Thanksgiving will be different this year given the pandemic. Many traditions will likely continue — at a social distance, of course — including acts of charity, giving thanks, and reflections on the past year. Food will certainly be a part of Thanksgiving, though affording enough food is an even greater struggle for too many of our friends, family, and neighbors this year. Our state’s existing problems with poverty and food insecurity were exacerbated by the twin health and economic crises driven by Covid-19. Despite the enormity of the problem – a look at the policy responses to the crises over the past year clarifies one thing: hunger is a solvable problem.
When the pandemic and shelter in place orders first began, Governor Newsom ordered school meals to continue and demanded that barriers to CalFresh be removed. Congress authorized stimulus payments. The U.S. Department of Agriculture offered “waivers” to states to make a wide range of nutrition programs easier to access. And perhaps the biggest policy success: In just a few short months California’s Pandemic EBT program provided $1.4 billion in food aid to children eligible for free school meals but not at school.
Many of these pandemic policies have been very effective and well-received – so much so that policymakers should take action to make similar policies permanent: Expand the number of schools in California that serve all students for free. Make CalFresh access improvements permanent, including ensuring all Californians can complete an application by phone. And in the spirit of Pandemic EBT, “Summer EBT” food benefits should be provided to students eligible for free meals when school is closed for the summer.
Despite these promising changes, without racial justice, there won’t be food for all. During the pandemic, Black households in California have been three and half times more likely to experience food insufficiency than white households. From educational opportunity to lending practices to tax laws, policies in California and the nation at large have disproportionately benefited white, wealthy individuals at the expense of others. Such policies create inequities that can drive the need for food assistance and the experience of applicants worsens the situation.
Stakeholders have told us that their clients experience racism — systemic and outright — in trying to access food assistance. One client internalized the experience as a “price that had to be paid.” Imagine what that might feel like — just trying to feed your family during this national time of reckoning on racism and knowing that microaggressions and racist treatment are the tradeoff. Accepting differential treatment or outright racism is not a price one should have to pay.
Additionally, many immigrants have been left out of key Covid recovery responses. While a significant number of immigrants have continued to be employed during the crisis as “essential” others have faced work reductions or job loss despite often being ineligible for public stimulus dollars. In addition, exclusionary policies prevent many immigrants from accessing the benefits of programs like CalFresh — benefits that have been so critical to individuals and to our struggling economy.
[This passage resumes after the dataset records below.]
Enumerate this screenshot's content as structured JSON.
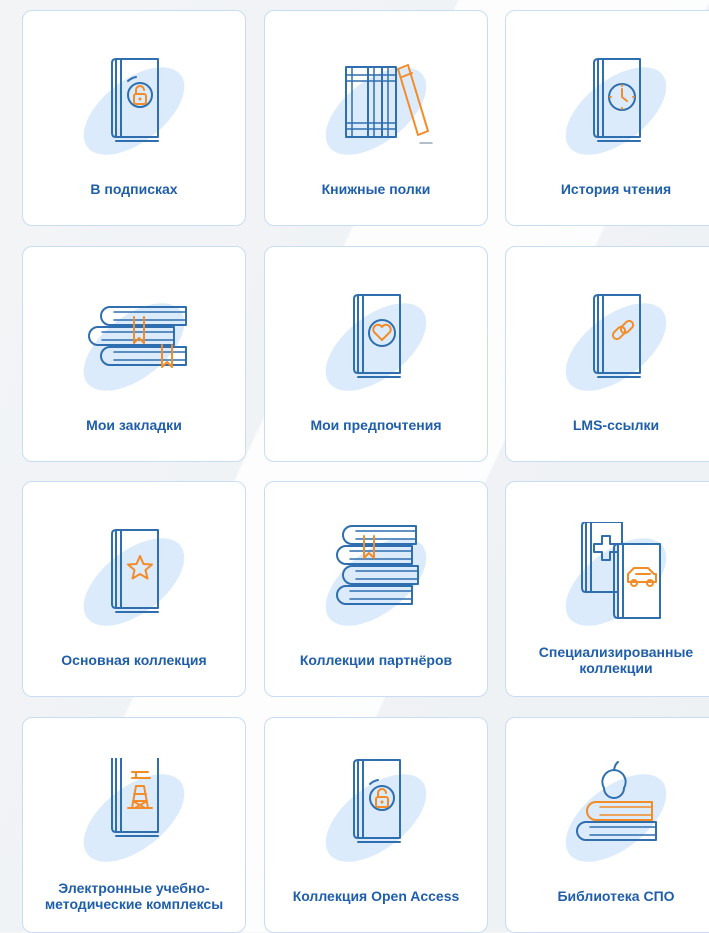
{
  "colors": {
    "accent": "#f28c28",
    "outline": "#2f6fb0",
    "label": "#1f5ea8",
    "card_border": "#c9dcf2",
    "blob": "#dcebfb"
  },
  "cards": [
    {
      "label": "В подписках",
      "icon": "book-lock-icon"
    },
    {
      "label": "Книжные полки",
      "icon": "bookshelf-icon"
    },
    {
      "label": "История чтения",
      "icon": "book-clock-icon"
    },
    {
      "label": "Мои закладки",
      "icon": "books-bookmark-icon"
    },
    {
      "label": "Мои предпочтения",
      "icon": "book-heart-icon"
    },
    {
      "label": "LMS-ссылки",
      "icon": "book-link-icon"
    },
    {
      "label": "Основная коллекция",
      "icon": "book-star-icon"
    },
    {
      "label": "Коллекции партнёров",
      "icon": "book-stack-icon"
    },
    {
      "label": "Специализированные коллекции",
      "icon": "medical-auto-books-icon"
    },
    {
      "label": "Электронные учебно-методические комплексы",
      "icon": "book-oil-rig-icon"
    },
    {
      "label": "Коллекция Open Access",
      "icon": "book-open-lock-icon"
    },
    {
      "label": "Библиотека СПО",
      "icon": "books-apple-icon"
    }
  ]
}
Policymakers should commit to ensuring all Californians have equitable access to nutritious, affordable food, no matter where they were born.
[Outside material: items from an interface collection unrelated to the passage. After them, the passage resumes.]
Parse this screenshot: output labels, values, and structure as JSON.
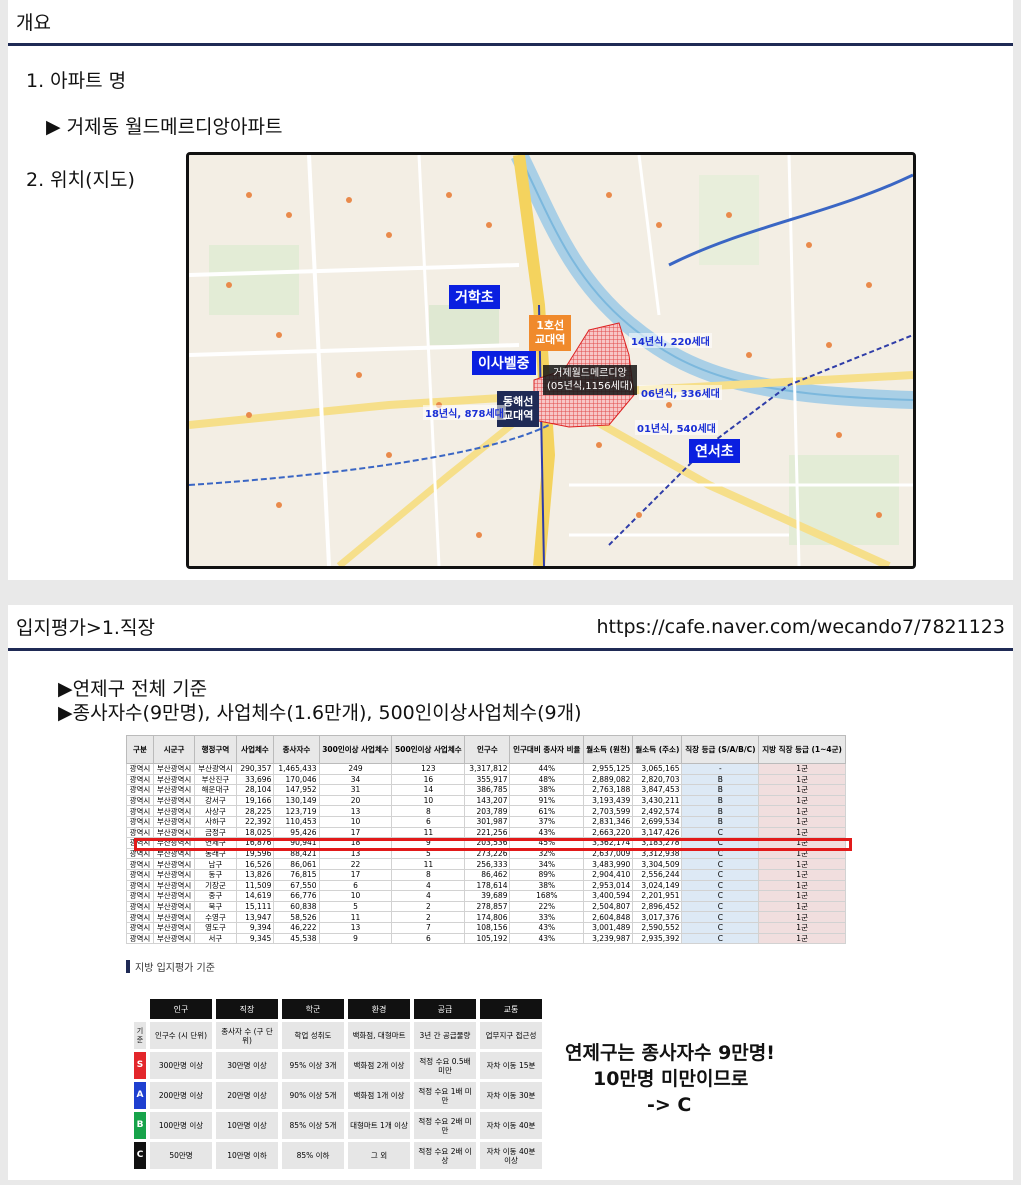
{
  "slide1": {
    "header": "개요",
    "item1": "1.  아파트 명",
    "item1_sub": "▶ 거제동 월드메르디앙아파트",
    "item2": "2. 위치(지도)",
    "map": {
      "schools": [
        "거학초",
        "이사벨중",
        "연서초"
      ],
      "station1": [
        "1호선",
        "교대역"
      ],
      "station2": [
        "동해선",
        "교대역"
      ],
      "apt": [
        "거제월드메르디앙",
        "(05년식,1156세대)"
      ],
      "notes": [
        "14년식, 220세대",
        "06년식, 336세대",
        "18년식, 878세대",
        "01년식, 540세대"
      ]
    }
  },
  "slide2": {
    "header": "입지평가>1.직장",
    "url": "https://cafe.naver.com/wecando7/7821123",
    "bullet1": "▶연제구 전체 기준",
    "bullet2": "▶종사자수(9만명), 사업체수(1.6만개), 500인이상사업체수(9개)",
    "table": {
      "headers": [
        "구분",
        "시군구",
        "행정구역",
        "사업체수",
        "종사자수",
        "300인이상 사업체수",
        "500인이상 사업체수",
        "인구수",
        "인구대비 종사자 비율",
        "월소득 (원천)",
        "월소득 (주소)",
        "직장 등급 (S/A/B/C)",
        "지방 직장 등급 (1~4군)"
      ],
      "rows": [
        [
          "광역시",
          "부산광역시",
          "부산광역시",
          "290,357",
          "1,465,433",
          "249",
          "123",
          "3,317,812",
          "44%",
          "2,955,125",
          "3,065,165",
          "-",
          "1군"
        ],
        [
          "광역시",
          "부산광역시",
          "부산진구",
          "33,696",
          "170,046",
          "34",
          "16",
          "355,917",
          "48%",
          "2,889,082",
          "2,820,703",
          "B",
          "1군"
        ],
        [
          "광역시",
          "부산광역시",
          "해운대구",
          "28,104",
          "147,952",
          "31",
          "14",
          "386,785",
          "38%",
          "2,763,188",
          "3,847,453",
          "B",
          "1군"
        ],
        [
          "광역시",
          "부산광역시",
          "강서구",
          "19,166",
          "130,149",
          "20",
          "10",
          "143,207",
          "91%",
          "3,193,439",
          "3,430,211",
          "B",
          "1군"
        ],
        [
          "광역시",
          "부산광역시",
          "사상구",
          "28,225",
          "123,719",
          "13",
          "8",
          "203,789",
          "61%",
          "2,703,599",
          "2,492,574",
          "B",
          "1군"
        ],
        [
          "광역시",
          "부산광역시",
          "사하구",
          "22,392",
          "110,453",
          "10",
          "6",
          "301,987",
          "37%",
          "2,831,346",
          "2,699,534",
          "B",
          "1군"
        ],
        [
          "광역시",
          "부산광역시",
          "금정구",
          "18,025",
          "95,426",
          "17",
          "11",
          "221,256",
          "43%",
          "2,663,220",
          "3,147,426",
          "C",
          "1군"
        ],
        [
          "광역시",
          "부산광역시",
          "연제구",
          "16,876",
          "90,941",
          "18",
          "9",
          "203,536",
          "45%",
          "3,362,174",
          "3,183,278",
          "C",
          "1군"
        ],
        [
          "광역시",
          "부산광역시",
          "동래구",
          "19,596",
          "88,421",
          "13",
          "5",
          "273,226",
          "32%",
          "2,637,009",
          "3,312,938",
          "C",
          "1군"
        ],
        [
          "광역시",
          "부산광역시",
          "남구",
          "16,526",
          "86,061",
          "22",
          "11",
          "256,333",
          "34%",
          "3,483,990",
          "3,304,509",
          "C",
          "1군"
        ],
        [
          "광역시",
          "부산광역시",
          "동구",
          "13,826",
          "76,815",
          "17",
          "8",
          "86,462",
          "89%",
          "2,904,410",
          "2,556,244",
          "C",
          "1군"
        ],
        [
          "광역시",
          "부산광역시",
          "기장군",
          "11,509",
          "67,550",
          "6",
          "4",
          "178,614",
          "38%",
          "2,953,014",
          "3,024,149",
          "C",
          "1군"
        ],
        [
          "광역시",
          "부산광역시",
          "중구",
          "14,619",
          "66,776",
          "10",
          "4",
          "39,689",
          "168%",
          "3,400,594",
          "2,201,951",
          "C",
          "1군"
        ],
        [
          "광역시",
          "부산광역시",
          "북구",
          "15,111",
          "60,838",
          "5",
          "2",
          "278,857",
          "22%",
          "2,504,807",
          "2,896,452",
          "C",
          "1군"
        ],
        [
          "광역시",
          "부산광역시",
          "수영구",
          "13,947",
          "58,526",
          "11",
          "2",
          "174,806",
          "33%",
          "2,604,848",
          "3,017,376",
          "C",
          "1군"
        ],
        [
          "광역시",
          "부산광역시",
          "영도구",
          "9,394",
          "46,222",
          "13",
          "7",
          "108,156",
          "43%",
          "3,001,489",
          "2,590,552",
          "C",
          "1군"
        ],
        [
          "광역시",
          "부산광역시",
          "서구",
          "9,345",
          "45,538",
          "9",
          "6",
          "105,192",
          "43%",
          "3,239,987",
          "2,935,392",
          "C",
          "1군"
        ]
      ]
    },
    "legend_title": "지방 입지평가 기준",
    "criteria": {
      "headers": [
        "인구",
        "직장",
        "학군",
        "환경",
        "공급",
        "교통"
      ],
      "sub_label": "기준",
      "subheaders": [
        "인구수 (시 단위)",
        "종사자 수 (구 단위)",
        "학업 성취도",
        "백화점, 대형마트",
        "3년 간 공급물량",
        "업무지구 접근성"
      ],
      "rows": [
        {
          "grade": "S",
          "color": "#e3262b",
          "cells": [
            "300만명 이상",
            "30만명 이상",
            "95% 이상 3개",
            "백화점 2개 이상",
            "적정 수요 0.5배 미만",
            "자차 이동 15분"
          ]
        },
        {
          "grade": "A",
          "color": "#1e3fd0",
          "cells": [
            "200만명 이상",
            "20만명 이상",
            "90% 이상 5개",
            "백화점 1개 이상",
            "적정 수요 1배 미만",
            "자차 이동 30분"
          ]
        },
        {
          "grade": "B",
          "color": "#17a34a",
          "cells": [
            "100만명 이상",
            "10만명 이상",
            "85% 이상 5개",
            "대형마트 1개 이상",
            "적정 수요 2배 미만",
            "자차 이동 40분"
          ]
        },
        {
          "grade": "C",
          "color": "#111111",
          "cells": [
            "50만명",
            "10만명 이하",
            "85% 이하",
            "그 외",
            "적정 수요 2배 이상",
            "자차 이동 40분 이상"
          ]
        }
      ]
    },
    "note": [
      "연제구는 종사자수 9만명!",
      "10만명 미만이므로",
      "-> C"
    ]
  }
}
It shouldn’t have taken a pandemic for us to make some of these changes. But the success of these changes shows that hunger is a problem that can be solved and that policy action needs to be a large part of the solution. As Governor Newsom and the state legislature make plans for 2021 they must address racial disparities, provide food aid regardless of immigration status, and build upon the positive food policy actions emerging in the pandemic. Everyone in California should have enough to eat not just this Thanksgiving, not just through the pandemic, but into the uncertain times ahead.
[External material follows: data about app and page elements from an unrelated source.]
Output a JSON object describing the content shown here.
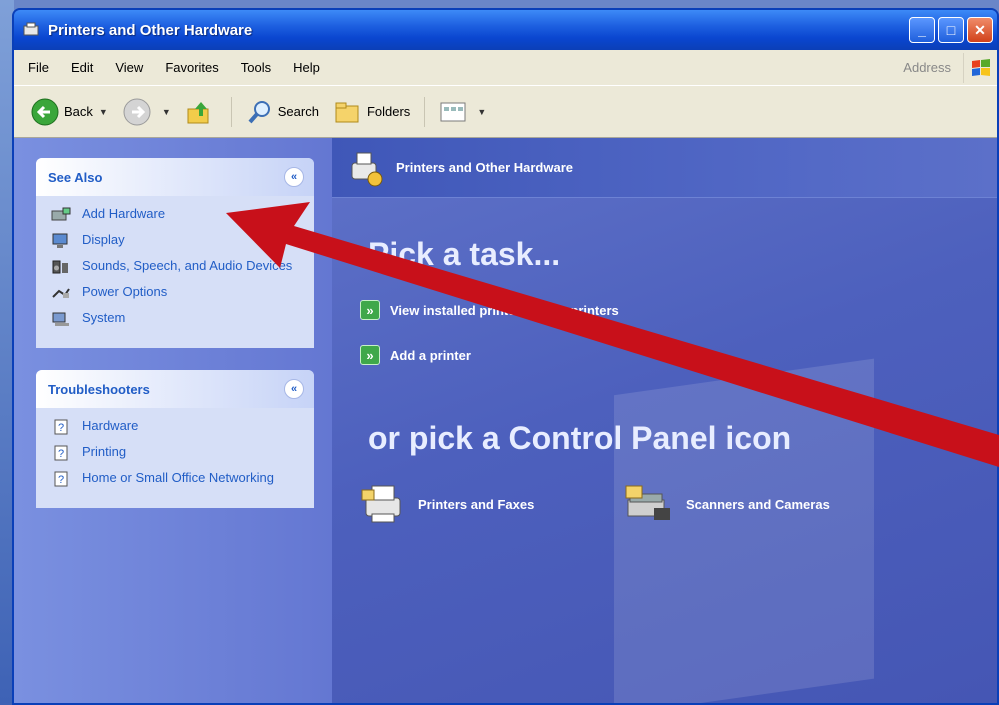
{
  "window": {
    "title": "Printers and Other Hardware",
    "controls": [
      "_",
      "□",
      "✕"
    ]
  },
  "menu": {
    "items": [
      "File",
      "Edit",
      "View",
      "Favorites",
      "Tools",
      "Help"
    ],
    "address_label": "Address"
  },
  "toolbar": {
    "back": "Back",
    "search": "Search",
    "folders": "Folders"
  },
  "see_also": {
    "title": "See Also",
    "items": [
      {
        "label": "Add Hardware",
        "icon": "add-hardware-icon"
      },
      {
        "label": "Display",
        "icon": "display-icon"
      },
      {
        "label": "Sounds, Speech, and Audio Devices",
        "icon": "sounds-icon"
      },
      {
        "label": "Power Options",
        "icon": "power-icon"
      },
      {
        "label": "System",
        "icon": "system-icon"
      }
    ]
  },
  "troubleshooters": {
    "title": "Troubleshooters",
    "items": [
      {
        "label": "Hardware",
        "icon": "help-icon"
      },
      {
        "label": "Printing",
        "icon": "help-icon"
      },
      {
        "label": "Home or Small Office Networking",
        "icon": "help-icon"
      }
    ]
  },
  "main": {
    "header": "Printers and Other Hardware",
    "pick_task": "Pick a task...",
    "tasks": [
      "View installed printers or fax printers",
      "Add a printer"
    ],
    "pick_icon": "or pick a Control Panel icon",
    "icons": [
      "Printers and Faxes",
      "Scanners and Cameras"
    ]
  },
  "colors": {
    "arrow": "#c8101a",
    "link": "#215dc6",
    "pane": "#4a5db8"
  }
}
George Manalo-LeClair is the executive director of Nourish California, formerly known as California Food Policy Advocates.